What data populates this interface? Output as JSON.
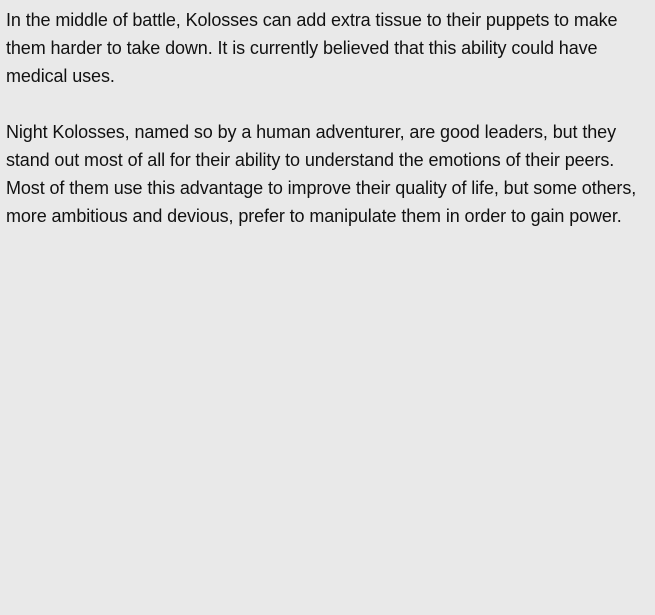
{
  "paragraphs": [
    "In the middle of battle, Kolosses can add extra tissue to their puppets to make them harder to take down. It is currently believed that this ability could have medical uses.",
    "Night Kolosses, named so by a human adventurer, are good leaders, but they stand out most of all for their ability to understand the emotions of their peers. Most of them use this advantage to improve their quality of life, but some others, more ambitious and devious, prefer to manipulate them in order to gain power."
  ],
  "colors": {
    "background": "#e9e9e9",
    "text": "#111111"
  }
}
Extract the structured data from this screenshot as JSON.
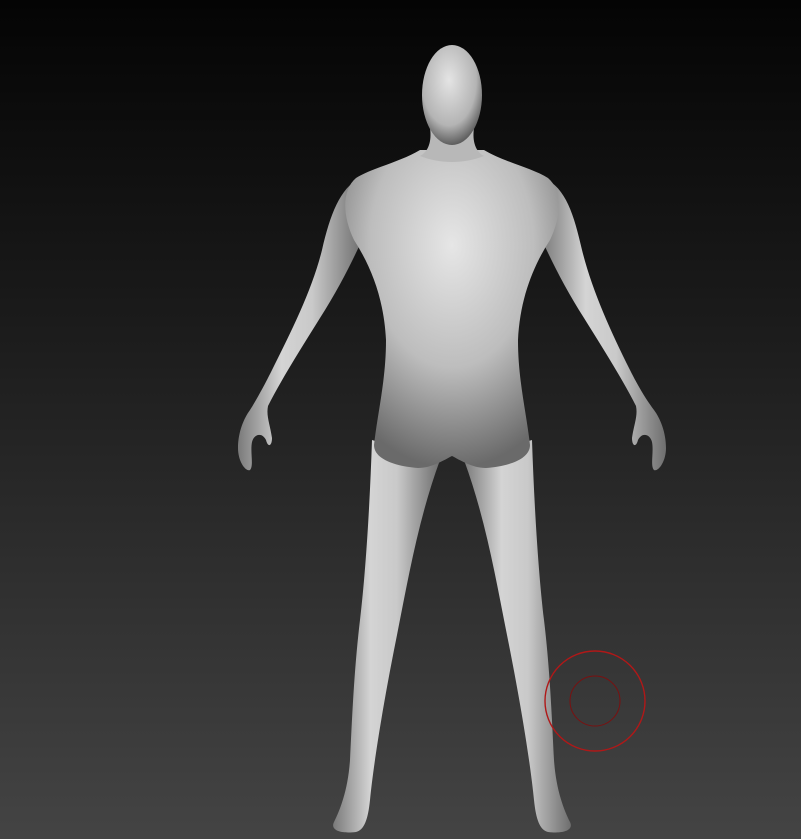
{
  "viewport": {
    "background_top_color": "#040404",
    "background_bottom_color": "#444444"
  },
  "model": {
    "type": "base-human-mesh",
    "pose": "A-pose",
    "material_color": "#c8c8c8"
  },
  "brush_cursor": {
    "outer_ring_color": "#b01818",
    "inner_ring_color": "#7a1010"
  }
}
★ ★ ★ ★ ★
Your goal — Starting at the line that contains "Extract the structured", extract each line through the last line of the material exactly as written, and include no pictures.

Written response —
Extract the structured data from this screenshot as JSON.
{
  "viewport": {
    "background_top_color": "#040404",
    "background_bottom_color": "#444444"
  },
  "model": {
    "type": "base-human-mesh",
    "pose": "A-pose",
    "material_color": "#c8c8c8"
  },
  "brush_cursor": {
    "outer_ring_color": "#b01818",
    "inner_ring_color": "#7a1010"
  }
}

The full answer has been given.